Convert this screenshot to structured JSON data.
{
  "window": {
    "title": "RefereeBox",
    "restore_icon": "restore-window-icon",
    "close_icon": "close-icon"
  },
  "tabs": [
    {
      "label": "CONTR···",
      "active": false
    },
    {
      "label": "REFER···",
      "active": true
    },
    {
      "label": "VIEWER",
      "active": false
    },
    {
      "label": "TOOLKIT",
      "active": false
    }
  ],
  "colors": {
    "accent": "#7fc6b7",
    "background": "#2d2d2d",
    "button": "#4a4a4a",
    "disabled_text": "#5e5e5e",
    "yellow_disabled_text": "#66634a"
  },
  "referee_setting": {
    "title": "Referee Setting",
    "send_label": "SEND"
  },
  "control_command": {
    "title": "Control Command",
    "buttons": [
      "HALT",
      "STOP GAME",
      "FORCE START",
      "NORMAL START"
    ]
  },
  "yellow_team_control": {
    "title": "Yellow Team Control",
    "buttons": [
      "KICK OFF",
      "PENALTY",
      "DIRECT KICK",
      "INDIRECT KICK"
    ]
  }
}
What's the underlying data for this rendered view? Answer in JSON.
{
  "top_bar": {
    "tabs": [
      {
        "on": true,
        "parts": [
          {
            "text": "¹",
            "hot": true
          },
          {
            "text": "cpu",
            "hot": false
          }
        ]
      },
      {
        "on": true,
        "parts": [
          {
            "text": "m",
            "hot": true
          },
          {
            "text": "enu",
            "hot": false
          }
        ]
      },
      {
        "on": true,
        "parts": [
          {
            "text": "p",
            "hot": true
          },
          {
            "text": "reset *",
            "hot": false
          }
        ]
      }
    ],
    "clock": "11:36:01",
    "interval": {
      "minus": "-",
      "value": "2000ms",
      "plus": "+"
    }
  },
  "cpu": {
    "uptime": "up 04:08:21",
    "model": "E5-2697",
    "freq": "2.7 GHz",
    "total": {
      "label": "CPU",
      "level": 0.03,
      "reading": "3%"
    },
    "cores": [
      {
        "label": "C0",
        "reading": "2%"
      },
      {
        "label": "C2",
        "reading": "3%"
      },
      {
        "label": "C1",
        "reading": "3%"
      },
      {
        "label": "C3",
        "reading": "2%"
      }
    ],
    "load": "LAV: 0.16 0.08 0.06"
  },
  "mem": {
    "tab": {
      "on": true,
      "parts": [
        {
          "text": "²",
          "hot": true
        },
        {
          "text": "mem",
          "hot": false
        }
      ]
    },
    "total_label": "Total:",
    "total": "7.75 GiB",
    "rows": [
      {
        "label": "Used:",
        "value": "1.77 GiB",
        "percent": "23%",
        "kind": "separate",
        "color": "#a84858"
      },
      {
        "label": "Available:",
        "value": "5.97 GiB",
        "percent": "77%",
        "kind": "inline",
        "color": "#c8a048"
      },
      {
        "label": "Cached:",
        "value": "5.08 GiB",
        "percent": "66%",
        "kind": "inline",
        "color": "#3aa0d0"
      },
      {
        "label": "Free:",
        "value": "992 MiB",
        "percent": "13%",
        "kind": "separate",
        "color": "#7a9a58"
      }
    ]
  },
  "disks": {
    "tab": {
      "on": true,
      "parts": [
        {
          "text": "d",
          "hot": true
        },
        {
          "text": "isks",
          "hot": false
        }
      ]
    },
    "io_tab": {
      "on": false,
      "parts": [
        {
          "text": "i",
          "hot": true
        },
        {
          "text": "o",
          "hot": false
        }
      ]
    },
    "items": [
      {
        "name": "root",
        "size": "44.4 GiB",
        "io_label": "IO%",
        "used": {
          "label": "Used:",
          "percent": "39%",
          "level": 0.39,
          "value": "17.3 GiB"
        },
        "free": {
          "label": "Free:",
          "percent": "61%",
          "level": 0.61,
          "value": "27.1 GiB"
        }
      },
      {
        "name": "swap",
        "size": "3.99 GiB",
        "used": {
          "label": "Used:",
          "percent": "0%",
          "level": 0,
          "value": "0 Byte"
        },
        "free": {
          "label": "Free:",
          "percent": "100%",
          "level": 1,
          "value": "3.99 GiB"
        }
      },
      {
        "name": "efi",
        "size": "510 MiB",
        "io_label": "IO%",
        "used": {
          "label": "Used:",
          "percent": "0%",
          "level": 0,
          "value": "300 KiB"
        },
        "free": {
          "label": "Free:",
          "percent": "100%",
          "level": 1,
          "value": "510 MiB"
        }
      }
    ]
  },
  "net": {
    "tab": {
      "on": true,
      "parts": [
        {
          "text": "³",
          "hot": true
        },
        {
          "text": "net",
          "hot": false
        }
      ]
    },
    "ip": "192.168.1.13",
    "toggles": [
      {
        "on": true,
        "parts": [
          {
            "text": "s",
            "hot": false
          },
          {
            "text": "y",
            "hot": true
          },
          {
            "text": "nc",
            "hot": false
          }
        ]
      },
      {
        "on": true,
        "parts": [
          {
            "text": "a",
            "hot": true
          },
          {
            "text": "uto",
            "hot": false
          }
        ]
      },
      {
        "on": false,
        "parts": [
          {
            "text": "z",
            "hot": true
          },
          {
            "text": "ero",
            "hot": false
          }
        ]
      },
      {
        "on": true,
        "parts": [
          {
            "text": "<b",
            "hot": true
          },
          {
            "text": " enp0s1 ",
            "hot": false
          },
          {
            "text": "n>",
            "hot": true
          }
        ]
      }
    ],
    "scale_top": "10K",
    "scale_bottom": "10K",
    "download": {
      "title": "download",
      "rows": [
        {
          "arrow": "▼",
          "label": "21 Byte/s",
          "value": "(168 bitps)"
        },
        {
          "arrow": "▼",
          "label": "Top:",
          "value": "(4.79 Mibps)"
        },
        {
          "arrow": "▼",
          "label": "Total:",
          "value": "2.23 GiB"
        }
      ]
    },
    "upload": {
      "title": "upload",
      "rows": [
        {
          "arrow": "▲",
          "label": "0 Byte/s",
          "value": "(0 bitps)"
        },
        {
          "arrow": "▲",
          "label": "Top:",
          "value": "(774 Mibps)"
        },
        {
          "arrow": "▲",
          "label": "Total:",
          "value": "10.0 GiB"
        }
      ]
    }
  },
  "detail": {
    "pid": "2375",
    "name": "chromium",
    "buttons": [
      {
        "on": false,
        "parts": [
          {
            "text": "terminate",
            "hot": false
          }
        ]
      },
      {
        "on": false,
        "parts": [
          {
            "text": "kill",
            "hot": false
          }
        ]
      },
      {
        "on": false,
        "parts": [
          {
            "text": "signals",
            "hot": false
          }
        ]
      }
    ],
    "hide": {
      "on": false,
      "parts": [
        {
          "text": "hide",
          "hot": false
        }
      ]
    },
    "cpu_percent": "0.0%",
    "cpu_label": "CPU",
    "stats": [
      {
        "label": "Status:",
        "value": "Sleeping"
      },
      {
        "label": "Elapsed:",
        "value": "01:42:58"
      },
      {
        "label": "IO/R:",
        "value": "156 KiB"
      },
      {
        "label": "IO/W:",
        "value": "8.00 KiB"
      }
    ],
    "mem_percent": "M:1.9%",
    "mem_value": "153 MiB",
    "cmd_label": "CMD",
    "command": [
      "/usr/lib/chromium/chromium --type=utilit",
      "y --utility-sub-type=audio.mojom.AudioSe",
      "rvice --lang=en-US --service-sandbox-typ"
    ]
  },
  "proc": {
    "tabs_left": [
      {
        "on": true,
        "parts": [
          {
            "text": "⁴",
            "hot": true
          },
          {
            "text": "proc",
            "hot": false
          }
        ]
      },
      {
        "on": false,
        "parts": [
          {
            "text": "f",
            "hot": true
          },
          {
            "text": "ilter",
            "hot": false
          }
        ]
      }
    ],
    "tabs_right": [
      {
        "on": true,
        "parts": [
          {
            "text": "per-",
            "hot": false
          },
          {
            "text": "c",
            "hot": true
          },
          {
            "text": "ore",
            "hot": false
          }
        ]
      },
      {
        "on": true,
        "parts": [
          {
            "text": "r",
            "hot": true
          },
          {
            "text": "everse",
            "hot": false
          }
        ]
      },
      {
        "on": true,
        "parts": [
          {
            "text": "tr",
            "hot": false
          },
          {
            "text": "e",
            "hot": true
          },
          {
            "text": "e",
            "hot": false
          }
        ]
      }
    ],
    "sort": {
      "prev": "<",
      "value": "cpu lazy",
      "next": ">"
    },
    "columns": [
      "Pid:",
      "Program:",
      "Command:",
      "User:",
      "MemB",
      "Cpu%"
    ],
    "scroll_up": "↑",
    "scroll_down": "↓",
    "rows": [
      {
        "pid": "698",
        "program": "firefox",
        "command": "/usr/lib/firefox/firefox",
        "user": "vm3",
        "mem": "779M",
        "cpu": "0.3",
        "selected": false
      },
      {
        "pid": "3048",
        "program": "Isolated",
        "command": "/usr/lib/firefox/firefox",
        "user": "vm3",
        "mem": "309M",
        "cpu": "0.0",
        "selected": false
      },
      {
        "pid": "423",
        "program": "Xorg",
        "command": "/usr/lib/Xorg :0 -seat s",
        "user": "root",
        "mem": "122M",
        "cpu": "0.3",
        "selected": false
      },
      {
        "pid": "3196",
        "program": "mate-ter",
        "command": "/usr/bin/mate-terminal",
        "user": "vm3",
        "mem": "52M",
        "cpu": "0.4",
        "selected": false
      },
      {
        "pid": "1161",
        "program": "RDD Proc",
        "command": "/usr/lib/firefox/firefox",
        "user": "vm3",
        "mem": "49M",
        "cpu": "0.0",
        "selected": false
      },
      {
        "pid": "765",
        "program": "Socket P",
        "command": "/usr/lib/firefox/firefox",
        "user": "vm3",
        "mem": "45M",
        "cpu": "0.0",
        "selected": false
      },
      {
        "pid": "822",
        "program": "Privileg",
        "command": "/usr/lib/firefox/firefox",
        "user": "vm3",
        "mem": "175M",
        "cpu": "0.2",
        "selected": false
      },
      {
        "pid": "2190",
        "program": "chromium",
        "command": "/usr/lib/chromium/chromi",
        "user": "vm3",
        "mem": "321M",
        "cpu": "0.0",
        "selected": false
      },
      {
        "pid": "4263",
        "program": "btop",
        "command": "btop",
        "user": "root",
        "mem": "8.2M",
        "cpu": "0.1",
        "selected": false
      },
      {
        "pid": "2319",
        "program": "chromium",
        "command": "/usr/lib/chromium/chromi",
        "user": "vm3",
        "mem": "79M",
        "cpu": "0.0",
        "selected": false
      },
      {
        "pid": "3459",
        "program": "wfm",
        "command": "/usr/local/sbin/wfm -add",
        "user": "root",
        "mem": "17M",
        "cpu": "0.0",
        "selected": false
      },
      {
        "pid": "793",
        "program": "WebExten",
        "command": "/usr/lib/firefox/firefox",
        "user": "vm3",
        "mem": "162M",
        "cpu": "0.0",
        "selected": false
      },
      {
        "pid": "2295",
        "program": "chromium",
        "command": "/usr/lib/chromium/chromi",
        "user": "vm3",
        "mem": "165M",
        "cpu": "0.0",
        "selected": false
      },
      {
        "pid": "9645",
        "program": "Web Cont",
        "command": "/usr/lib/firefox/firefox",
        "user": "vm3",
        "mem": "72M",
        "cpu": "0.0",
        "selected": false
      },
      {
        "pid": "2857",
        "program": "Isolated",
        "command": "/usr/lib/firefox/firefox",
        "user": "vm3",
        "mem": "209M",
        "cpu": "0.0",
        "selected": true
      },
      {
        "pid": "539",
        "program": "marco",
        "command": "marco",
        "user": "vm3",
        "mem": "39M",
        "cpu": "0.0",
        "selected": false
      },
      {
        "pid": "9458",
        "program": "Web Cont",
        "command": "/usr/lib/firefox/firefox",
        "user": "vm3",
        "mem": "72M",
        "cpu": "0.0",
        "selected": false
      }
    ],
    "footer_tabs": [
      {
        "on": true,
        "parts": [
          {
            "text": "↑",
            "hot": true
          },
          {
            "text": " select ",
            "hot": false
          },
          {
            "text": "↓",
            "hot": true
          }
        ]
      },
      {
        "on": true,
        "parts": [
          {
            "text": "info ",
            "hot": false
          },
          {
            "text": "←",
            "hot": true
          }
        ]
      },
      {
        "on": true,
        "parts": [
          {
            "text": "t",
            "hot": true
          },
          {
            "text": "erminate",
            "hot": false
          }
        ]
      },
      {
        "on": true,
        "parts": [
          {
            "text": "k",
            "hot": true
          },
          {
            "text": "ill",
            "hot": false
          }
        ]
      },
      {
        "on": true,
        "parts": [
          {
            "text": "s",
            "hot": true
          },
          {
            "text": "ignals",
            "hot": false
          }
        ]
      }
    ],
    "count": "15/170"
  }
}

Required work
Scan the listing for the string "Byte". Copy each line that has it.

Task output
          "value": "0 Byte"
          "label": "21 Byte/s",
          "label": "0 Byte/s",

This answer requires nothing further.